Other Posts from our Calgary Visit:
- New Year Greetings – Walking on the Athabasca Glacier
- Lake Moraine, Canada
- Elements: Moraine Lake
- Scenic Drive to Columbia Ice fields & Banff
From our Montreal Visit:
- Montreal: A walking city
- Breakfast in Montreal
- From Montreal: Bouquets of Joy
- Be Mine
- Montreal: Mont Royal and the city
I asked M if she had the last of the Nutella. Nope she said! Its been ages since she touched Nutella. After much moaning and pacing I asked M again. Nope she insisted! “Besides, its too sweet for me.” She is not much into sweets and my stacks of Indian mithai are safe.
But M does have an exquisite craving for chocolate and hazelnut, and our stores of Swiss chocolates steadily recede. I got those just for her. After additional pacing, I asked again with my practiced, 'lie and you rot in hell' look. BTW, we guys don't have the genes for this. Not even bothering to look up from her newspaper, she responds, “maybe there is a mouse in the house.”
Ghar mein ek chuva hai
ya daal mein kuch kaala hai!
See how I prepare for such crises.
Anannas Mhoramba is one of those dishes which instantly transports me to my childhood home in Donald House, Colaba. My grandmother from Bhatkal made the best mhoramba. Not too sweet and not too sour. Best eaten with warm chapattis! I remember using my fingers to wipe the plate of any traces and then licking them clean. It was that good! As kids we used to spread it on chapattis, roll and pack it for a school snack.

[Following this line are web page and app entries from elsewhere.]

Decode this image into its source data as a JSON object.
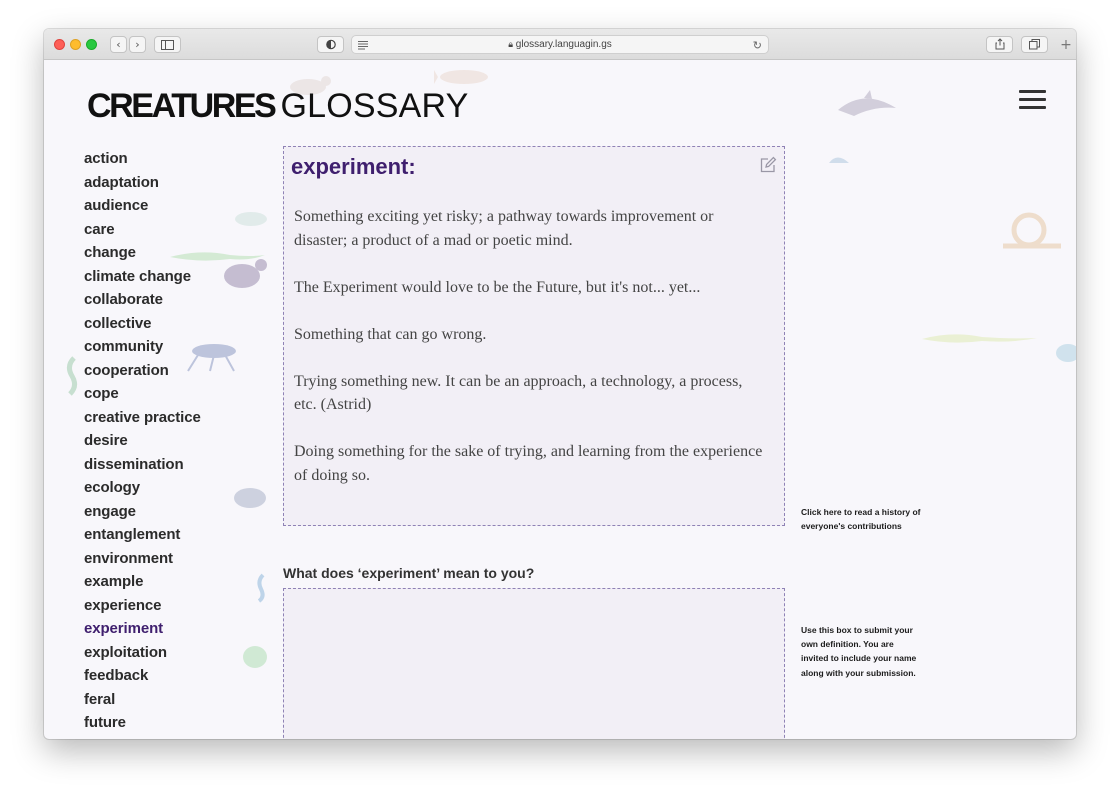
{
  "browser": {
    "url": "glossary.languagin.gs"
  },
  "header": {
    "logo_bold": "CREATURES",
    "logo_light": "GLOSSARY"
  },
  "sidebar": {
    "terms": [
      "action",
      "adaptation",
      "audience",
      "care",
      "change",
      "climate change",
      "collaborate",
      "collective",
      "community",
      "cooperation",
      "cope",
      "creative practice",
      "desire",
      "dissemination",
      "ecology",
      "engage",
      "entanglement",
      "environment",
      "example",
      "experience",
      "experiment",
      "exploitation",
      "feedback",
      "feral",
      "future"
    ],
    "active_term": "experiment"
  },
  "definition": {
    "title": "experiment:",
    "entries": [
      "Something exciting yet risky; a pathway towards improvement or disaster; a product of a mad or poetic mind.",
      "The Experiment would love to be the Future, but it's not... yet...",
      "Something that can go wrong.",
      "Trying something new. It can be an approach, a technology, a process, etc. (Astrid)",
      "Doing something for the sake of trying, and learning from the experience of doing so."
    ]
  },
  "history_note": "Click here to read a history of everyone's contributions",
  "submission": {
    "question": "What does ‘experiment’ mean to you?",
    "note": "Use this box to submit your own definition. You are invited to include your name along with your submission.",
    "value": ""
  },
  "colors": {
    "accent": "#3f1f6e",
    "box_bg": "#f2eff6",
    "box_border": "#8f82b5"
  }
}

Its been decades since I had any good mhoramba. A few weeks ago, one of my aunts asked for a recipe and that got me thinking: why not make it myself. Actually I had tried it several times in the past here in the US. The pineapples here are just too sour and if you add too much sugar, the whole thing carmelizes and you’ll need an axe to hack it.
Finally a stoke of genius – BTW, I get about a 100 of these per day 😉 Why not try it with Canned Pineapples? I put together a recipe and it worked just great. Lets just say, I don’t complain about dinner anymore – I just reach for the chapattis and mhoramba, breakfast, lunch, dinner, or even for a snack. It is not to runny and not to dense. Not too sugary – when it zings the teeth; and not too sour. Heaven! Svarga! this must be it. Since I am not a sadist, I am including a simple recipe as well. Try it and let me know what you think.
- 1 medium can (375 -450 gms) of crushed Pineapple in its own juice (not “in syrup”).
- 1 medium can of Pineapple “chunks” in its own juice.
- Open the cans and pour out about half of the juice.
- Pour remaining in a medium non-stick saucepan (saves you the cleaning)
- Add two cups of sugar on top – don’t have to worry about mixing it.
- Simmer for about 45 minutes. You should just see some bubbling.
- Use a wooden spatula and stir if you want to feel involved and hard working. I just twirl the saucepan. Its not going to burn because the heat is on very low.
- Separately use a mortar and pestle to crush about 20 seeds of cardamon (elaichi; the seeds from about three cloves, peeled). Add to the simmering stuff.
- Add three cinnamon sticks broken in half
- About ten strands of kesar (saffron)
- A fifth of a nutmeg freshly grated straight into the pot. Be careful – some folks find this too strong.
- Let it simmer for another 45 minutes, with gentle mixing or twirling. You should see the color change to a light brown and the pineapples condensed to about half. You can let it simmer for a little bit longer if you want it a bit thicker.
That’s it! You did it!
If you made it, you get to try it out when it is still warm. If you don’t have chapattis, try it with whole wheat bread. Yumm!
I spoon it to a clean jar when it is still warm, allow to cool on the counter overnight and then cap tightly. No need to refrigerate – we always leave it in the pantry. If you are doing the cleanup, count your blessings. You get to lick the spoon clean.
By mixing the crushed and chunks of pineapple, I get a nice mix of spreadable mush and some chunks.
Any comments, or suggestions for improvements, or what to eat it with are always welcome.